However, as online and offline boundaries blur, digital technologies may help overcome barriers to participation.
Barcelona and Jackson, Mississippi, are two cities that have customised digital participation. It’s part of their design and implementation of community engagement, whether on social media or on dedicated digital platforms.
The City of Brimbank, in outer Melbourne, designed a digital engagement project as a game. Council staff took to the streets with iPads. The game was also available in shops, train stations and community centres.
Real-time data analysis enabled the council to adjust locations and boost the diversity of participants. Co-ordinating online and offline approaches was the key to achieving broad participation.
It is important to understand if and how digital engagement perpetuates inequities. The methods and platforms used for participation might be a factor in this.
Digital engagement is often limited to surveys. This could be due to a lack of council time and resources to analyse any other qualitative data that might be generated. Providing those resources would signal the data generated through digital engagement, and the process itself, are being taken seriously.
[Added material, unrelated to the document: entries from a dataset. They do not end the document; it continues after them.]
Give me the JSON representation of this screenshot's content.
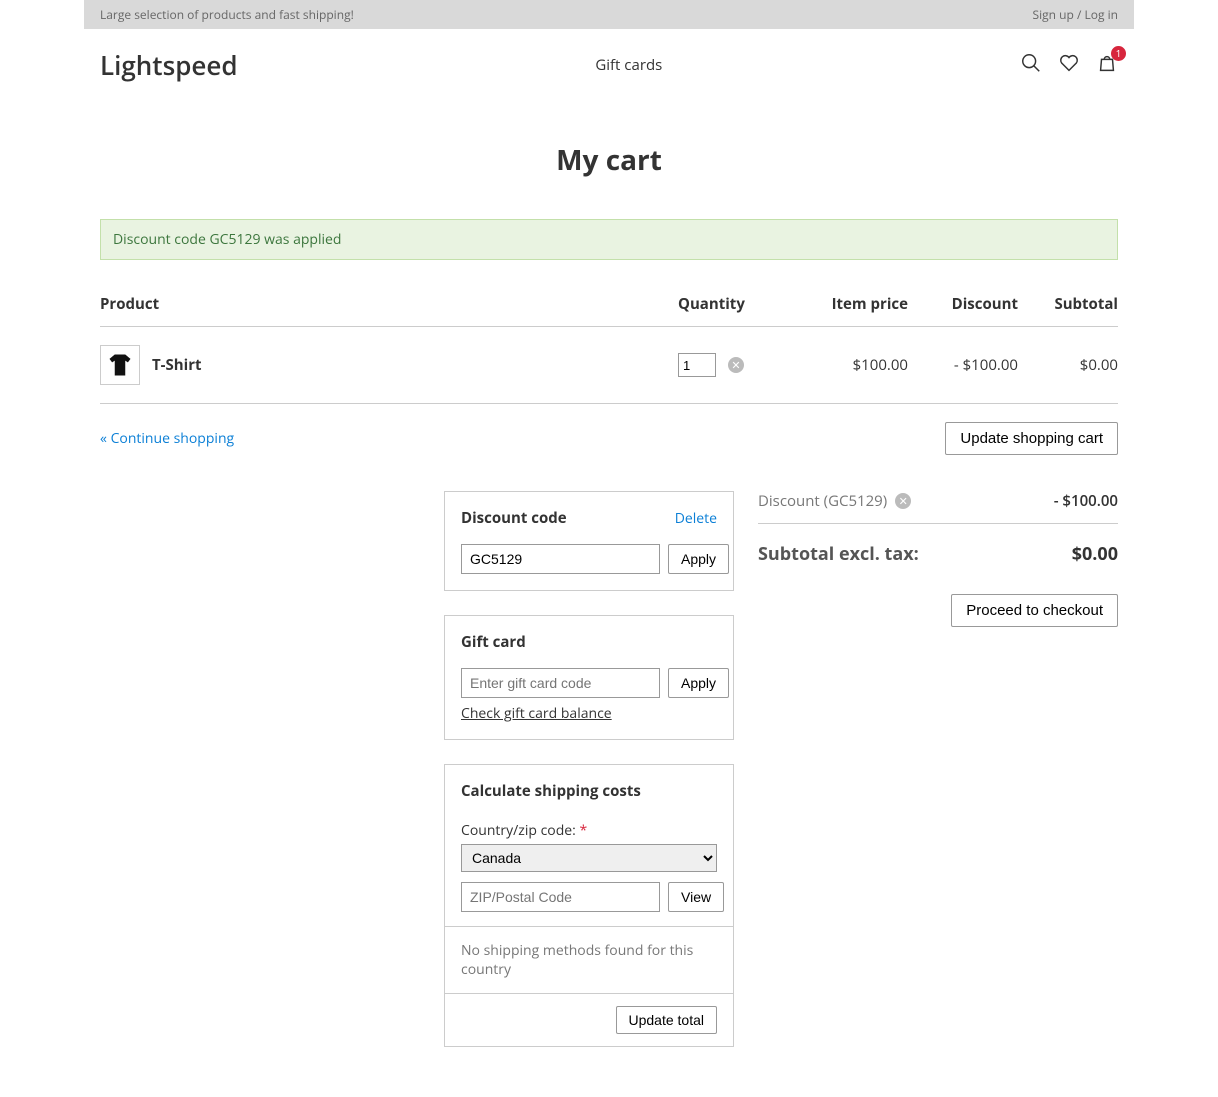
{
  "topbar": {
    "tagline": "Large selection of products and fast shipping!",
    "signup_login": "Sign up / Log in"
  },
  "header": {
    "logo": "Lightspeed",
    "nav_gift_cards": "Gift cards",
    "cart_badge": "1"
  },
  "page_title": "My cart",
  "alert_msg": "Discount code GC5129 was applied",
  "table": {
    "head_product": "Product",
    "head_quantity": "Quantity",
    "head_item_price": "Item price",
    "head_discount": "Discount",
    "head_subtotal": "Subtotal",
    "rows": [
      {
        "name": "T-Shirt",
        "qty": "1",
        "item_price": "$100.00",
        "discount": "- $100.00",
        "subtotal": "$0.00"
      }
    ]
  },
  "actions": {
    "continue_shopping": "« Continue shopping",
    "update_cart": "Update shopping cart"
  },
  "discount_panel": {
    "title": "Discount code",
    "delete": "Delete",
    "value": "GC5129",
    "apply": "Apply"
  },
  "giftcard_panel": {
    "title": "Gift card",
    "placeholder": "Enter gift card code",
    "apply": "Apply",
    "balance_link": "Check gift card balance"
  },
  "shipping_panel": {
    "title": "Calculate shipping costs",
    "country_label": "Country/zip code:",
    "country_value": "Canada",
    "zip_placeholder": "ZIP/Postal Code",
    "view": "View",
    "no_methods": "No shipping methods found for this country",
    "update_total": "Update total"
  },
  "totals": {
    "discount_label": "Discount (GC5129)",
    "discount_value": "- $100.00",
    "subtotal_label": "Subtotal excl. tax:",
    "subtotal_value": "$0.00",
    "checkout": "Proceed to checkout"
  }
}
What role can social media play?
The feedback from community social media accounts can be rich and candid. But analysing this sort of data involves greater effort on the part of councils. This makes closing the feedback loop difficult.
Councils prefer bespoke web-based digital platforms. They’re easier to manage, both in deciding which issues are open for consultation, and in organising data for analysis.
These platforms are increasingly popular with councils. Yet sole reliance on them may favour digitally savvy citizens who are already engaged and familiar with planning processes.
Resident activists have effectively used social media to mobilise a wider audience. A recent campaign to overturn the proposed lease of public land in inner-west Melbourne to a national sporting club is a good example.